One must question the fundraising
consultants that conducted the appeal; firstly,
in my opinion it is unethical for a firm to take
a percentage of the funds raised and secondly
telemarketing is no longer a relevant or popular
development strategy and will blemish the
reputation of a charity considerably.
My advice in this instance is for the
charity to be totally transparent, act with
integrity and advise all donors of the
unfortunate occurrence and personally discuss
the situation with the major donor.
Lack of post-event communication will be
disastrous; be transparent, be committed, be
passionate about the cause and rectify the
charity's current inadequate situation.
Penberthy is an expert in community relations and
public affairs, he works as a specialist consultant
based in Brisbane, Australia.
The opinions expressed above are general in
nature and are designed to help you to develop
your judgement as a director. They are not a
definitive legal ruling. Names and some
circumstances in the case study have been
changed to ensure anonymity. Contributors to
this newsletter comment in the context of their
own jurisdiction; readers should check their
local laws and regulations as they may be very
Book reviews - This month I have
reviewed David Bartlett and Paul Campey's excellent
Governance. It contains a very useful strategic
framework for not-for-profit boards
with an emphasis on effective relationships.
Sneak preview of my next book -
Presenting to Boards; practical skills for corporate
presentations will be launched in March. Here
is an excerpt dealing with the special case of
interviewing for a directorship.
Errata - In the December 2010 issue Theresa
Wilt's name was spelt incorrectly. This was
entirely my fault and I apologise unreservedly.
Relaxed Reading - I was inspired by the
memoir of my husband's great great grandmother.
She witnessed the retreat of Napoleon from Paris
(her father was a prisoner of war in France from

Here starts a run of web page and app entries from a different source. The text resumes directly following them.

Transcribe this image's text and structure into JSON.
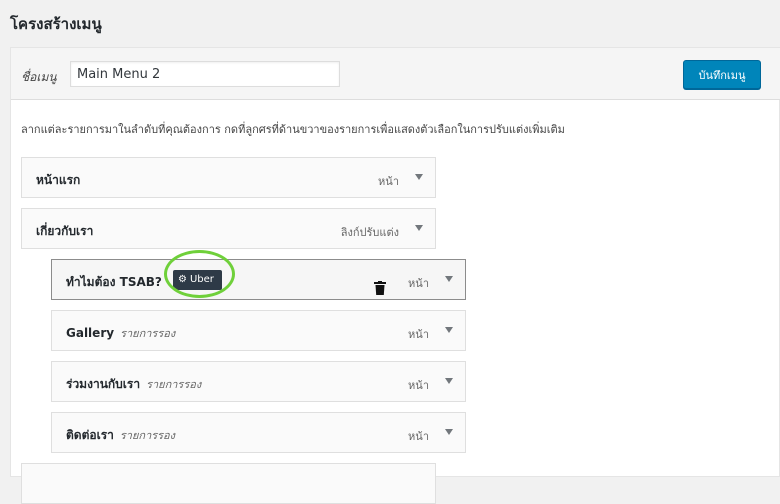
{
  "page": {
    "title": "โครงสร้างเมนู"
  },
  "menu_header": {
    "name_label": "ชื่อเมนู",
    "name_value": "Main Menu 2",
    "save_label": "บันทึกเมนู"
  },
  "instructions": "ลากแต่ละรายการมาในลำดับที่คุณต้องการ กดที่ลูกศรที่ด้านขวาของรายการเพื่อแสดงตัวเลือกในการปรับแต่งเพิ่มเติม",
  "items": [
    {
      "title": "หน้าแรก",
      "sub": "",
      "type": "หน้า",
      "depth": 0
    },
    {
      "title": "เกี่ยวกับเรา",
      "sub": "",
      "type": "ลิงก์ปรับแต่ง",
      "depth": 0
    },
    {
      "title": "ทำไมต้อง TSAB?",
      "sub": "",
      "type": "หน้า",
      "depth": 1,
      "badge": "Uber"
    },
    {
      "title": "Gallery",
      "sub": "รายการรอง",
      "type": "หน้า",
      "depth": 1
    },
    {
      "title": "ร่วมงานกับเรา",
      "sub": "รายการรอง",
      "type": "หน้า",
      "depth": 1
    },
    {
      "title": "ติดต่อเรา",
      "sub": "รายการรอง",
      "type": "หน้า",
      "depth": 1
    }
  ],
  "colors": {
    "primary_button": "#0085ba",
    "badge_background": "#2e3a47",
    "highlight_ring": "#6fd03a"
  },
  "icons": {
    "badge_icon": "gear-icon",
    "delete_icon": "trash-icon",
    "expand_icon": "chevron-down-icon"
  }
}
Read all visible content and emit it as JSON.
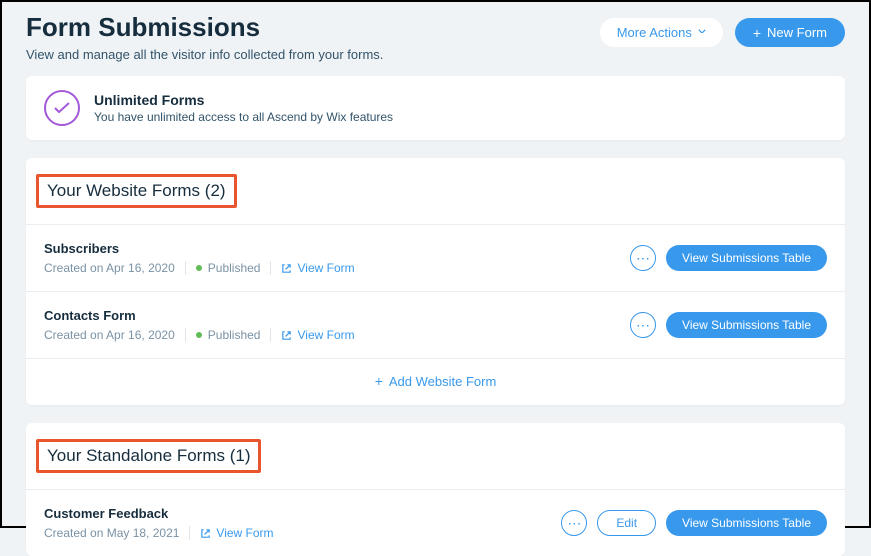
{
  "header": {
    "title": "Form Submissions",
    "subtitle": "View and manage all the visitor info collected from your forms.",
    "moreActions": "More Actions",
    "newForm": "New Form"
  },
  "banner": {
    "title": "Unlimited Forms",
    "subtitle": "You have unlimited access to all Ascend by Wix features"
  },
  "websiteSection": {
    "title": "Your Website Forms (2)",
    "addLabel": "Add Website Form",
    "forms": [
      {
        "name": "Subscribers",
        "created": "Created on Apr 16, 2020",
        "status": "Published",
        "viewForm": "View Form",
        "viewTable": "View Submissions Table"
      },
      {
        "name": "Contacts Form",
        "created": "Created on Apr 16, 2020",
        "status": "Published",
        "viewForm": "View Form",
        "viewTable": "View Submissions Table"
      }
    ]
  },
  "standaloneSection": {
    "title": "Your Standalone Forms (1)",
    "forms": [
      {
        "name": "Customer Feedback",
        "created": "Created on May 18, 2021",
        "viewForm": "View Form",
        "edit": "Edit",
        "viewTable": "View Submissions Table"
      }
    ]
  }
}
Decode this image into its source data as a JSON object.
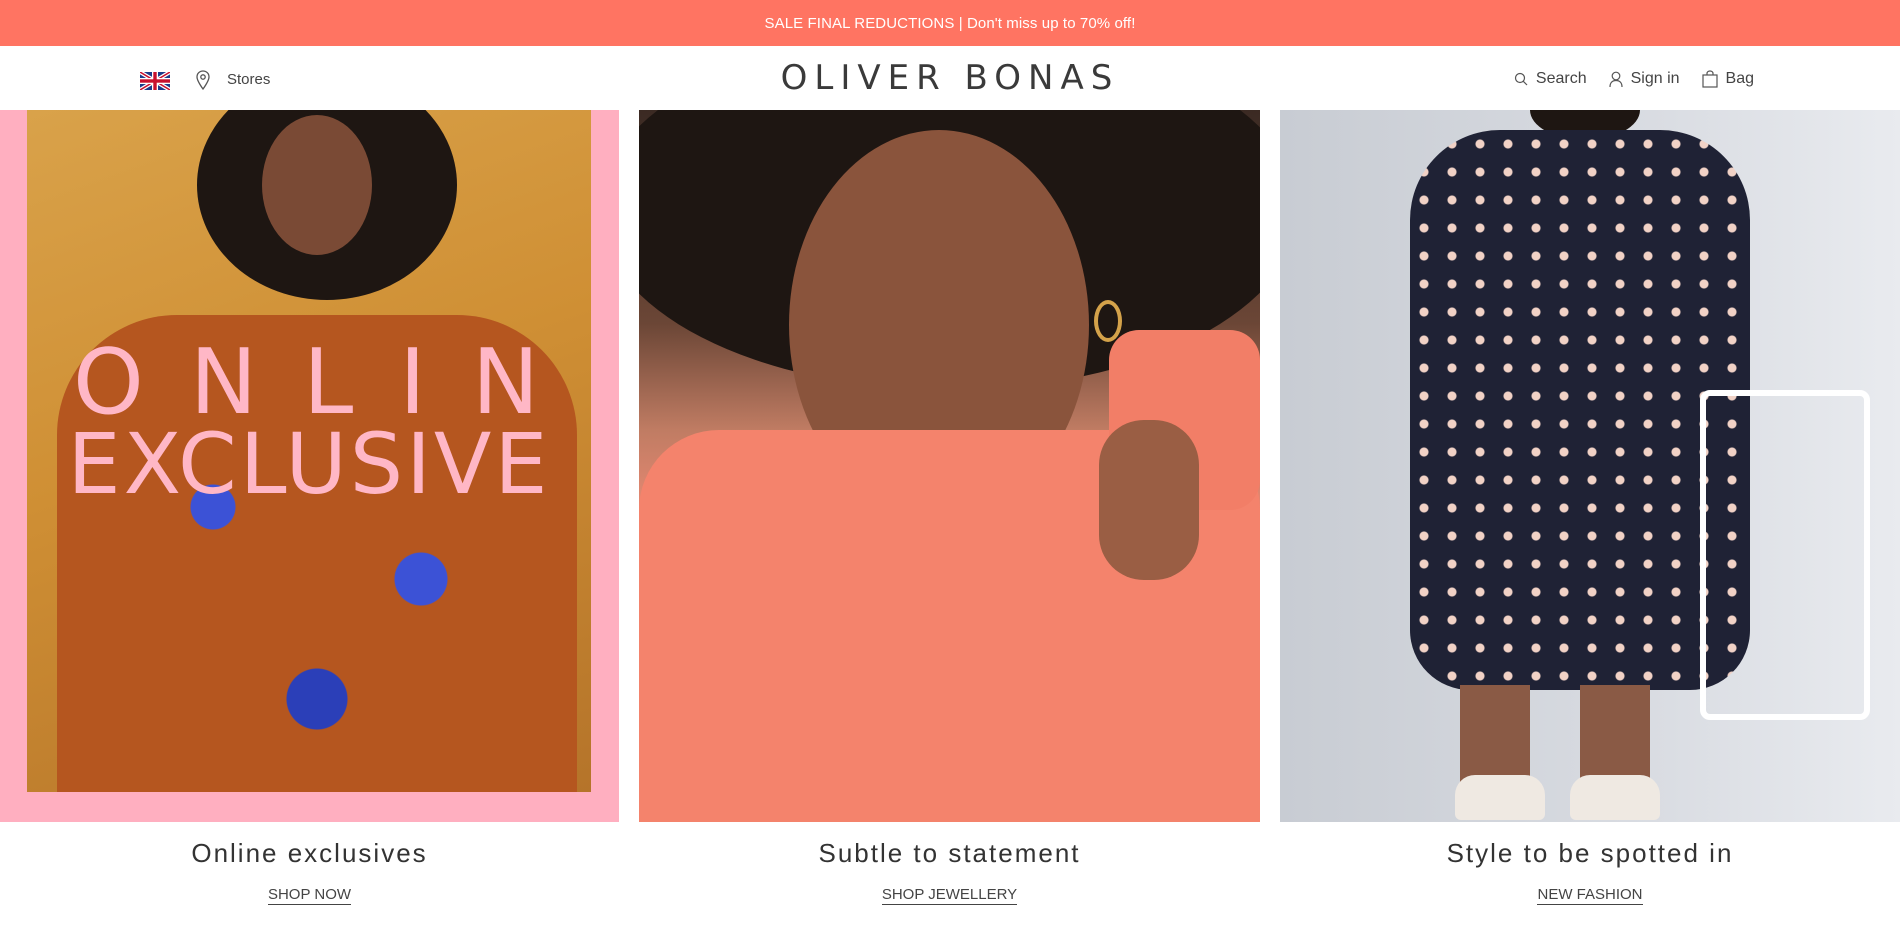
{
  "promo": {
    "text": "SALE FINAL REDUCTIONS | Don't miss up to 70% off!"
  },
  "header": {
    "country_flag": "uk-flag-icon",
    "stores_label": "Stores",
    "logo": "OLIVER BONAS",
    "search_label": "Search",
    "signin_label": "Sign in",
    "bag_label": "Bag"
  },
  "tiles": [
    {
      "overlay_line1": "ONLINE",
      "overlay_line2": "EXCLUSIVE",
      "caption": "Online exclusives",
      "cta": "SHOP NOW"
    },
    {
      "caption": "Subtle to statement",
      "cta": "SHOP JEWELLERY"
    },
    {
      "caption": "Style to be spotted in",
      "cta": "NEW FASHION"
    }
  ],
  "colors": {
    "promo_bg": "#ff7462",
    "tile1_frame": "#ffafc0",
    "overlay_text": "#ffb7c6"
  }
}
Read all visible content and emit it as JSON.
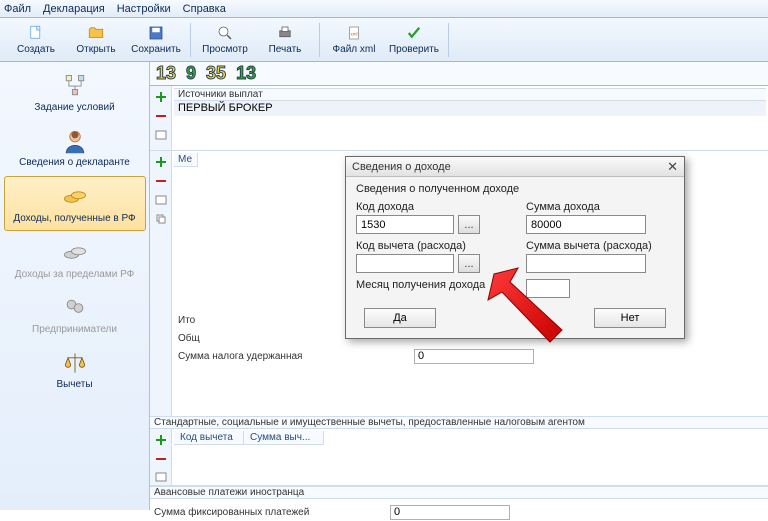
{
  "menu": {
    "file": "Файл",
    "decl": "Декларация",
    "settings": "Настройки",
    "help": "Справка"
  },
  "toolbar": {
    "create": "Создать",
    "open": "Открыть",
    "save": "Сохранить",
    "preview": "Просмотр",
    "print": "Печать",
    "xml": "Файл xml",
    "check": "Проверить"
  },
  "nav": {
    "conditions": "Задание условий",
    "declarant": "Сведения о декларанте",
    "income_rf": "Доходы, полученные в РФ",
    "income_abroad": "Доходы за пределами РФ",
    "entrepreneur": "Предприниматели",
    "deductions": "Вычеты"
  },
  "nums": {
    "a": "13",
    "b": "9",
    "c": "35",
    "d": "13"
  },
  "sources": {
    "header": "Источники выплат",
    "row": "ПЕРВЫЙ БРОКЕР"
  },
  "months": {
    "col_month": "Ме"
  },
  "itogo": {
    "title": "Ито",
    "total": "Общ",
    "withheld": "Сумма налога удержанная",
    "withheld_val": "0"
  },
  "ded": {
    "header": "Стандартные, социальные и имущественные вычеты, предоставленные налоговым агентом",
    "col_code": "Код вычета",
    "col_sum": "Сумма выч..."
  },
  "adv": {
    "header": "Авансовые платежи иностранца",
    "label": "Сумма фиксированных платежей",
    "value": "0"
  },
  "dialog": {
    "title": "Сведения о доходе",
    "sub": "Сведения о полученном доходе",
    "code_label": "Код дохода",
    "code_val": "1530",
    "sum_label": "Сумма дохода",
    "sum_val": "80000",
    "ded_code_label": "Код вычета (расхода)",
    "ded_sum_label": "Сумма вычета (расхода)",
    "month_label": "Месяц получения дохода",
    "yes": "Да",
    "no": "Нет"
  }
}
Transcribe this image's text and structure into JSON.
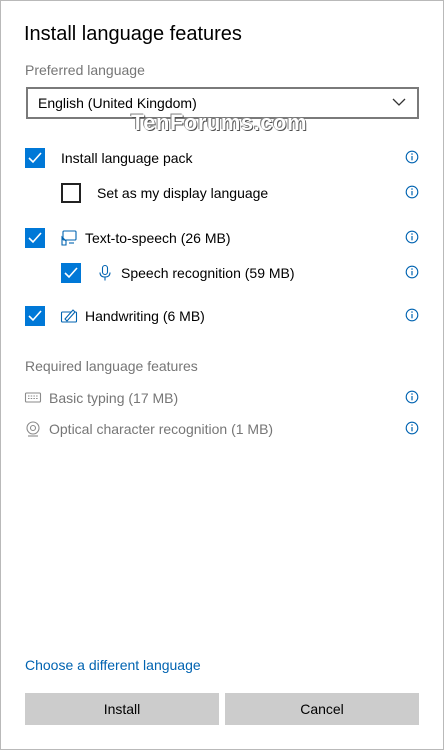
{
  "dialog": {
    "title": "Install language features",
    "preferred_label": "Preferred language",
    "preferred_value": "English (United Kingdom)",
    "watermark": "TenForums.com"
  },
  "options": {
    "language_pack": {
      "label": "Install language pack",
      "checked": true,
      "icon": "none"
    },
    "display_language": {
      "label": "Set as my display language",
      "checked": false,
      "icon": "none"
    },
    "tts": {
      "label": "Text-to-speech (26 MB)",
      "checked": true,
      "icon": "tts-icon"
    },
    "speech": {
      "label": "Speech recognition (59 MB)",
      "checked": true,
      "icon": "microphone-icon"
    },
    "handwriting": {
      "label": "Handwriting (6 MB)",
      "checked": true,
      "icon": "handwriting-icon"
    }
  },
  "required": {
    "heading": "Required language features",
    "basic_typing": {
      "label": "Basic typing (17 MB)",
      "icon": "keyboard-icon"
    },
    "ocr": {
      "label": "Optical character recognition (1 MB)",
      "icon": "camera-icon"
    }
  },
  "footer": {
    "choose_link": "Choose a different language",
    "install_label": "Install",
    "cancel_label": "Cancel"
  },
  "colors": {
    "accent": "#0078d7",
    "link": "#0063b1",
    "button_bg": "#cccccc",
    "muted_text": "#767676"
  }
}
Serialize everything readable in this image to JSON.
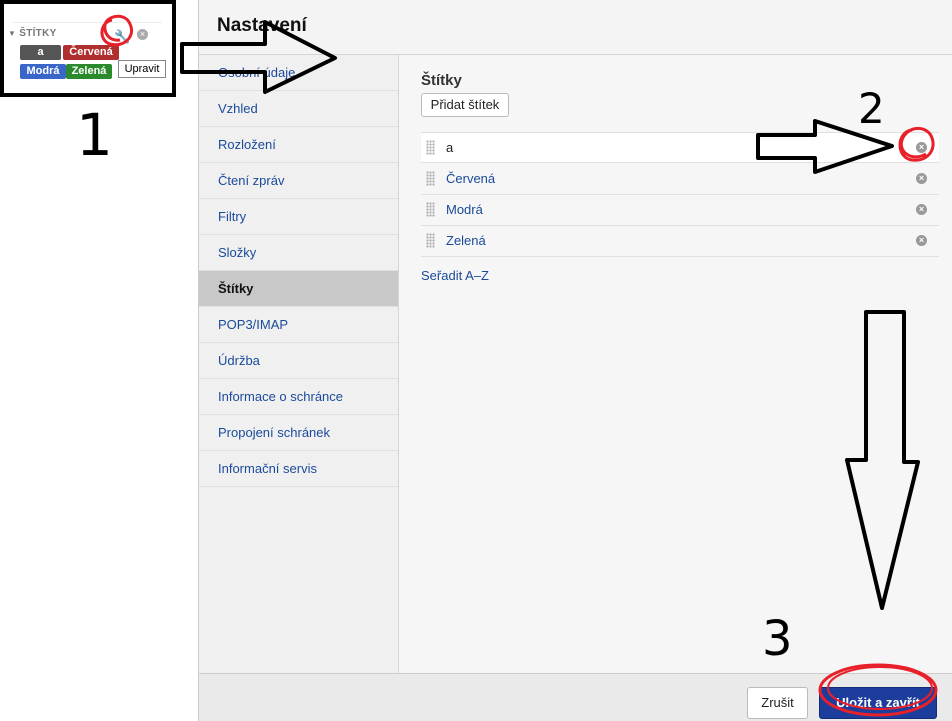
{
  "labels_widget": {
    "header": "ŠTÍTKY",
    "tags": [
      {
        "name": "a",
        "color": "#555555"
      },
      {
        "name": "Červená",
        "color": "#b03030"
      },
      {
        "name": "Modrá",
        "color": "#3b66c9"
      },
      {
        "name": "Zelená",
        "color": "#2b8a2b"
      }
    ],
    "edit_icon": "wrench-icon",
    "close_icon": "close-icon",
    "tooltip": "Upravit"
  },
  "dialog": {
    "title": "Nastavení",
    "nav": [
      "Osobní údaje",
      "Vzhled",
      "Rozložení",
      "Čtení zpráv",
      "Filtry",
      "Složky",
      "Štítky",
      "POP3/IMAP",
      "Údržba",
      "Informace o schránce",
      "Propojení schránek",
      "Informační servis"
    ],
    "active_nav": "Štítky",
    "section_title": "Štítky",
    "add_label_button": "Přidat štítek",
    "labels": [
      "a",
      "Červená",
      "Modrá",
      "Zelená"
    ],
    "sort_link": "Seřadit A–Z",
    "cancel_button": "Zrušit",
    "save_button": "Uložit a zavřít"
  },
  "annotations": {
    "step1": "1",
    "step2": "2",
    "step3": "3",
    "marker_color": "#e8202a"
  }
}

1803). Ironically her father became one of
Napoleon's jailers at St Helena. It is the
story of a small girl who observed daily
life during turbulent times. She faces
every adversity with fortitude and recounts
with simplicity and clarity the prison
walls, society balls, sailing ships and shopping
trips. You can find
it on Amazon.
Where's Julie? - A few readers manage to
catch up with me on my travels and it is such a
pleasure to meet them that I now share my travel
plans each month.
||Private client meeting
||8 February ||Sydney
||Australian Institute of
|11 February ||Sydney
||Australian Institute of
|18 February ||Newcastle
|28 February ||Brisbane
||Australian Institute of
|1 March ||Sydney
||Executive Women Australia
|8 March ||Sydney ||Australian Institute of
|10 March ||Sydney
||Australian Institute of Company
|17 March ||Wollongong
||Australian Institute of
|22-23 March ||Melbourne
||SOPAC Conference and
Please call or email me if you would like to
schedule a meeting or find out more about
attending one of these events.
This newsletter - If you have any ideas for
improving the newsletter please email me your
thoughts. If you are reading a forwarded copy
please visit my website and sign up for your own
Suggestions for dilemmas - Thank you to all
the readers who have suggested dilemmas. I will
answer them all eventually.
Farewell until the next issue (due 1 March).
Enjoy governing your corporations; we are
privileged to do what we do!
www.mclellan.com.au | PO Box 97 Killara NSW 2071
email firstname.lastname@example.org | phone +61 2 9499 8700 | mobile +61 411 262 470 | fax +61 2 9499 8711